-------- DATA RECORDS --------

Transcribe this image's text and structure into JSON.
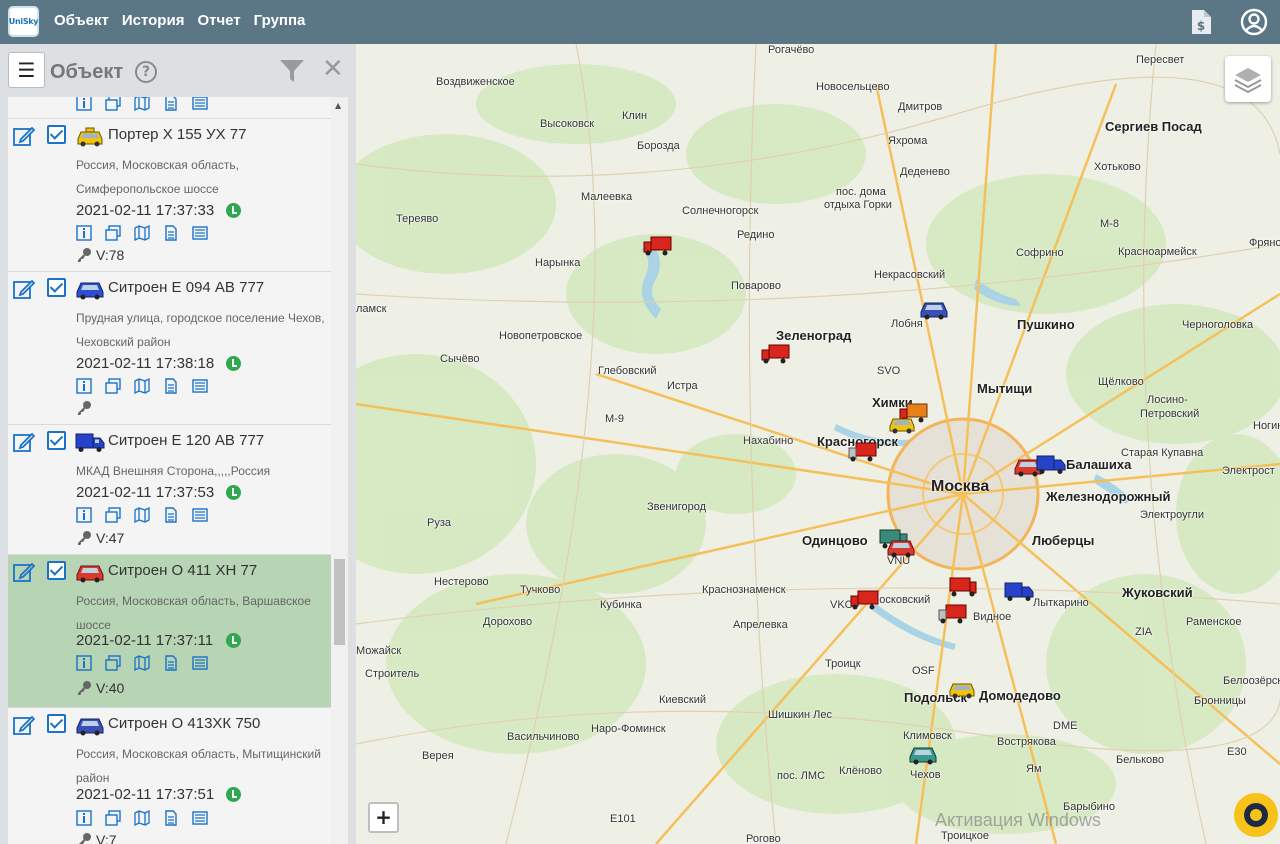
{
  "app": {
    "logo_text": "UniSky",
    "nav": [
      "Объект",
      "История",
      "Отчет",
      "Группа"
    ]
  },
  "panel": {
    "title": "Объект",
    "help_symbol": "?"
  },
  "icons": {
    "menu": "hamburger-icon",
    "filter": "filter-icon",
    "close": "close-icon",
    "doc": "invoice-document-icon",
    "user": "user-account-icon",
    "layers": "layers-icon"
  },
  "objects": [
    {
      "name": "Портер Х 155 УХ 77",
      "vehicle": "taxi",
      "address": "Россия, Московская область, Симферопольское шоссе",
      "time": "2021-02-11 17:37:33",
      "speed": "V:78",
      "selected": false
    },
    {
      "name": "Ситроен Е 094 АВ 777",
      "vehicle": "car-blue",
      "address": "Прудная улица, городское поселение Чехов, Чеховский район",
      "time": "2021-02-11 17:38:18",
      "speed": "",
      "selected": false
    },
    {
      "name": "Ситроен Е 120 АВ 777",
      "vehicle": "truck-blue",
      "address": "МКАД Внешняя Сторона,,,,,Россия",
      "time": "2021-02-11 17:37:53",
      "speed": "V:47",
      "selected": false
    },
    {
      "name": "Ситроен О 411 ХН 77",
      "vehicle": "car-red",
      "address": "Россия, Московская область, Варшавское шоссе",
      "time": "2021-02-11 17:37:11",
      "speed": "V:40",
      "selected": true
    },
    {
      "name": "Ситроен О 413ХК 750",
      "vehicle": "car-blue",
      "address": "Россия, Московская область, Мытищинский район",
      "time": "2021-02-11 17:37:51",
      "speed": "V:7",
      "selected": false
    }
  ],
  "map": {
    "zoom_in": "+",
    "watermark": "Активация Windows",
    "places": [
      {
        "name": "Рогачёво",
        "cls": ""
      },
      {
        "name": "Пересвет",
        "cls": ""
      },
      {
        "name": "Воздвиженское",
        "cls": ""
      },
      {
        "name": "Новосельцево",
        "cls": ""
      },
      {
        "name": "Клин",
        "cls": ""
      },
      {
        "name": "Высоковск",
        "cls": ""
      },
      {
        "name": "Дмитров",
        "cls": ""
      },
      {
        "name": "Сергиев Посад",
        "cls": "big"
      },
      {
        "name": "Борозда",
        "cls": ""
      },
      {
        "name": "Яхрома",
        "cls": ""
      },
      {
        "name": "Хотьково",
        "cls": ""
      },
      {
        "name": "Деденево",
        "cls": ""
      },
      {
        "name": "пос. дома",
        "cls": ""
      },
      {
        "name": "отдыха Горки",
        "cls": ""
      },
      {
        "name": "Малеевка",
        "cls": ""
      },
      {
        "name": "Солнечногорск",
        "cls": ""
      },
      {
        "name": "Тереяво",
        "cls": ""
      },
      {
        "name": "Редино",
        "cls": ""
      },
      {
        "name": "М-8",
        "cls": ""
      },
      {
        "name": "Фряно",
        "cls": ""
      },
      {
        "name": "Софрино",
        "cls": ""
      },
      {
        "name": "Красноармейск",
        "cls": ""
      },
      {
        "name": "Нарынка",
        "cls": ""
      },
      {
        "name": "Некрасовский",
        "cls": ""
      },
      {
        "name": "Поварово",
        "cls": ""
      },
      {
        "name": "Лобня",
        "cls": ""
      },
      {
        "name": "Пушкино",
        "cls": "big"
      },
      {
        "name": "Черноголовка",
        "cls": ""
      },
      {
        "name": "ламск",
        "cls": ""
      },
      {
        "name": "Новопетровское",
        "cls": ""
      },
      {
        "name": "Зеленоград",
        "cls": "big"
      },
      {
        "name": "Сычёво",
        "cls": ""
      },
      {
        "name": "Глебовский",
        "cls": ""
      },
      {
        "name": "SVO",
        "cls": ""
      },
      {
        "name": "Мытищи",
        "cls": "big"
      },
      {
        "name": "Щёлково",
        "cls": ""
      },
      {
        "name": "Истра",
        "cls": ""
      },
      {
        "name": "Химки",
        "cls": "big"
      },
      {
        "name": "Лосино-",
        "cls": ""
      },
      {
        "name": "Петровский",
        "cls": ""
      },
      {
        "name": "М-9",
        "cls": ""
      },
      {
        "name": "Ногинс",
        "cls": ""
      },
      {
        "name": "Нахабино",
        "cls": ""
      },
      {
        "name": "Красногорск",
        "cls": "big"
      },
      {
        "name": "Старая Купавна",
        "cls": ""
      },
      {
        "name": "Балашиха",
        "cls": "big"
      },
      {
        "name": "Электрост",
        "cls": ""
      },
      {
        "name": "Москва",
        "cls": "huge"
      },
      {
        "name": "Железнодорожный",
        "cls": "big"
      },
      {
        "name": "Звенигород",
        "cls": ""
      },
      {
        "name": "Электроугли",
        "cls": ""
      },
      {
        "name": "Руза",
        "cls": ""
      },
      {
        "name": "Одинцово",
        "cls": "big"
      },
      {
        "name": "Люберцы",
        "cls": "big"
      },
      {
        "name": "VNU",
        "cls": ""
      },
      {
        "name": "Нестерово",
        "cls": ""
      },
      {
        "name": "Тучково",
        "cls": ""
      },
      {
        "name": "Краснознаменск",
        "cls": ""
      },
      {
        "name": "Жуковский",
        "cls": "big"
      },
      {
        "name": "VKO",
        "cls": ""
      },
      {
        "name": "Московский",
        "cls": ""
      },
      {
        "name": "Лыткарино",
        "cls": ""
      },
      {
        "name": "Кубинка",
        "cls": ""
      },
      {
        "name": "Видное",
        "cls": ""
      },
      {
        "name": "Дорохово",
        "cls": ""
      },
      {
        "name": "Апрелевка",
        "cls": ""
      },
      {
        "name": "ZIA",
        "cls": ""
      },
      {
        "name": "Раменское",
        "cls": ""
      },
      {
        "name": "Можайск",
        "cls": ""
      },
      {
        "name": "Троицк",
        "cls": ""
      },
      {
        "name": "OSF",
        "cls": ""
      },
      {
        "name": "Строитель",
        "cls": ""
      },
      {
        "name": "Белоозёрский",
        "cls": ""
      },
      {
        "name": "Подольск",
        "cls": "big"
      },
      {
        "name": "Домодедово",
        "cls": "big"
      },
      {
        "name": "Киевский",
        "cls": ""
      },
      {
        "name": "Бронницы",
        "cls": ""
      },
      {
        "name": "Шишкин Лес",
        "cls": ""
      },
      {
        "name": "DME",
        "cls": ""
      },
      {
        "name": "Васильчиново",
        "cls": ""
      },
      {
        "name": "Наро-Фоминск",
        "cls": ""
      },
      {
        "name": "Климовск",
        "cls": ""
      },
      {
        "name": "Вострякова",
        "cls": ""
      },
      {
        "name": "Верея",
        "cls": ""
      },
      {
        "name": "Е30",
        "cls": ""
      },
      {
        "name": "Клёново",
        "cls": ""
      },
      {
        "name": "пос. ЛМС",
        "cls": ""
      },
      {
        "name": "Чехов",
        "cls": ""
      },
      {
        "name": "Ям",
        "cls": ""
      },
      {
        "name": "Бельково",
        "cls": ""
      },
      {
        "name": "Барыбино",
        "cls": ""
      },
      {
        "name": "Е101",
        "cls": ""
      },
      {
        "name": "Рогово",
        "cls": ""
      },
      {
        "name": "Троицкое",
        "cls": ""
      }
    ]
  }
}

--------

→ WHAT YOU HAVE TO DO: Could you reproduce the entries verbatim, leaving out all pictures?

→ SOLUTION FOR THIS EXERCISE:
Transcribe this image's text and structure into JSON.
{
  "app": {
    "logo_text": "UniSky",
    "nav": [
      "Объект",
      "История",
      "Отчет",
      "Группа"
    ]
  },
  "panel": {
    "title": "Объект",
    "help_symbol": "?"
  },
  "icons": {
    "menu": "hamburger-icon",
    "filter": "filter-icon",
    "close": "close-icon",
    "doc": "invoice-document-icon",
    "user": "user-account-icon",
    "layers": "layers-icon"
  },
  "objects": [
    {
      "name": "Портер Х 155 УХ 77",
      "vehicle": "taxi",
      "address": "Россия, Московская область, Симферопольское шоссе",
      "time": "2021-02-11 17:37:33",
      "speed": "V:78",
      "selected": false
    },
    {
      "name": "Ситроен Е 094 АВ 777",
      "vehicle": "car-blue",
      "address": "Прудная улица, городское поселение Чехов, Чеховский район",
      "time": "2021-02-11 17:38:18",
      "speed": "",
      "selected": false
    },
    {
      "name": "Ситроен Е 120 АВ 777",
      "vehicle": "truck-blue",
      "address": "МКАД Внешняя Сторона,,,,,Россия",
      "time": "2021-02-11 17:37:53",
      "speed": "V:47",
      "selected": false
    },
    {
      "name": "Ситроен О 411 ХН 77",
      "vehicle": "car-red",
      "address": "Россия, Московская область, Варшавское шоссе",
      "time": "2021-02-11 17:37:11",
      "speed": "V:40",
      "selected": true
    },
    {
      "name": "Ситроен О 413ХК 750",
      "vehicle": "car-blue",
      "address": "Россия, Московская область, Мытищинский район",
      "time": "2021-02-11 17:37:51",
      "speed": "V:7",
      "selected": false
    }
  ],
  "map": {
    "zoom_in": "+",
    "watermark": "Активация Windows",
    "places": [
      {
        "name": "Рогачёво",
        "cls": ""
      },
      {
        "name": "Пересвет",
        "cls": ""
      },
      {
        "name": "Воздвиженское",
        "cls": ""
      },
      {
        "name": "Новосельцево",
        "cls": ""
      },
      {
        "name": "Клин",
        "cls": ""
      },
      {
        "name": "Высоковск",
        "cls": ""
      },
      {
        "name": "Дмитров",
        "cls": ""
      },
      {
        "name": "Сергиев Посад",
        "cls": "big"
      },
      {
        "name": "Борозда",
        "cls": ""
      },
      {
        "name": "Яхрома",
        "cls": ""
      },
      {
        "name": "Хотьково",
        "cls": ""
      },
      {
        "name": "Деденево",
        "cls": ""
      },
      {
        "name": "пос. дома",
        "cls": ""
      },
      {
        "name": "отдыха Горки",
        "cls": ""
      },
      {
        "name": "Малеевка",
        "cls": ""
      },
      {
        "name": "Солнечногорск",
        "cls": ""
      },
      {
        "name": "Тереяво",
        "cls": ""
      },
      {
        "name": "Редино",
        "cls": ""
      },
      {
        "name": "М-8",
        "cls": ""
      },
      {
        "name": "Фряно",
        "cls": ""
      },
      {
        "name": "Софрино",
        "cls": ""
      },
      {
        "name": "Красноармейск",
        "cls": ""
      },
      {
        "name": "Нарынка",
        "cls": ""
      },
      {
        "name": "Некрасовский",
        "cls": ""
      },
      {
        "name": "Поварово",
        "cls": ""
      },
      {
        "name": "Лобня",
        "cls": ""
      },
      {
        "name": "Пушкино",
        "cls": "big"
      },
      {
        "name": "Черноголовка",
        "cls": ""
      },
      {
        "name": "ламск",
        "cls": ""
      },
      {
        "name": "Новопетровское",
        "cls": ""
      },
      {
        "name": "Зеленоград",
        "cls": "big"
      },
      {
        "name": "Сычёво",
        "cls": ""
      },
      {
        "name": "Глебовский",
        "cls": ""
      },
      {
        "name": "SVO",
        "cls": ""
      },
      {
        "name": "Мытищи",
        "cls": "big"
      },
      {
        "name": "Щёлково",
        "cls": ""
      },
      {
        "name": "Истра",
        "cls": ""
      },
      {
        "name": "Химки",
        "cls": "big"
      },
      {
        "name": "Лосино-",
        "cls": ""
      },
      {
        "name": "Петровский",
        "cls": ""
      },
      {
        "name": "М-9",
        "cls": ""
      },
      {
        "name": "Ногинс",
        "cls": ""
      },
      {
        "name": "Нахабино",
        "cls": ""
      },
      {
        "name": "Красногорск",
        "cls": "big"
      },
      {
        "name": "Старая Купавна",
        "cls": ""
      },
      {
        "name": "Балашиха",
        "cls": "big"
      },
      {
        "name": "Электрост",
        "cls": ""
      },
      {
        "name": "Москва",
        "cls": "huge"
      },
      {
        "name": "Железнодорожный",
        "cls": "big"
      },
      {
        "name": "Звенигород",
        "cls": ""
      },
      {
        "name": "Электроугли",
        "cls": ""
      },
      {
        "name": "Руза",
        "cls": ""
      },
      {
        "name": "Одинцово",
        "cls": "big"
      },
      {
        "name": "Люберцы",
        "cls": "big"
      },
      {
        "name": "VNU",
        "cls": ""
      },
      {
        "name": "Нестерово",
        "cls": ""
      },
      {
        "name": "Тучково",
        "cls": ""
      },
      {
        "name": "Краснознаменск",
        "cls": ""
      },
      {
        "name": "Жуковский",
        "cls": "big"
      },
      {
        "name": "VKO",
        "cls": ""
      },
      {
        "name": "Московский",
        "cls": ""
      },
      {
        "name": "Лыткарино",
        "cls": ""
      },
      {
        "name": "Кубинка",
        "cls": ""
      },
      {
        "name": "Видное",
        "cls": ""
      },
      {
        "name": "Дорохово",
        "cls": ""
      },
      {
        "name": "Апрелевка",
        "cls": ""
      },
      {
        "name": "ZIA",
        "cls": ""
      },
      {
        "name": "Раменское",
        "cls": ""
      },
      {
        "name": "Можайск",
        "cls": ""
      },
      {
        "name": "Троицк",
        "cls": ""
      },
      {
        "name": "OSF",
        "cls": ""
      },
      {
        "name": "Строитель",
        "cls": ""
      },
      {
        "name": "Белоозёрский",
        "cls": ""
      },
      {
        "name": "Подольск",
        "cls": "big"
      },
      {
        "name": "Домодедово",
        "cls": "big"
      },
      {
        "name": "Киевский",
        "cls": ""
      },
      {
        "name": "Бронницы",
        "cls": ""
      },
      {
        "name": "Шишкин Лес",
        "cls": ""
      },
      {
        "name": "DME",
        "cls": ""
      },
      {
        "name": "Васильчиново",
        "cls": ""
      },
      {
        "name": "Наро-Фоминск",
        "cls": ""
      },
      {
        "name": "Климовск",
        "cls": ""
      },
      {
        "name": "Вострякова",
        "cls": ""
      },
      {
        "name": "Верея",
        "cls": ""
      },
      {
        "name": "Е30",
        "cls": ""
      },
      {
        "name": "Клёново",
        "cls": ""
      },
      {
        "name": "пос. ЛМС",
        "cls": ""
      },
      {
        "name": "Чехов",
        "cls": ""
      },
      {
        "name": "Ям",
        "cls": ""
      },
      {
        "name": "Бельково",
        "cls": ""
      },
      {
        "name": "Барыбино",
        "cls": ""
      },
      {
        "name": "Е101",
        "cls": ""
      },
      {
        "name": "Рогово",
        "cls": ""
      },
      {
        "name": "Троицкое",
        "cls": ""
      }
    ]
  }
}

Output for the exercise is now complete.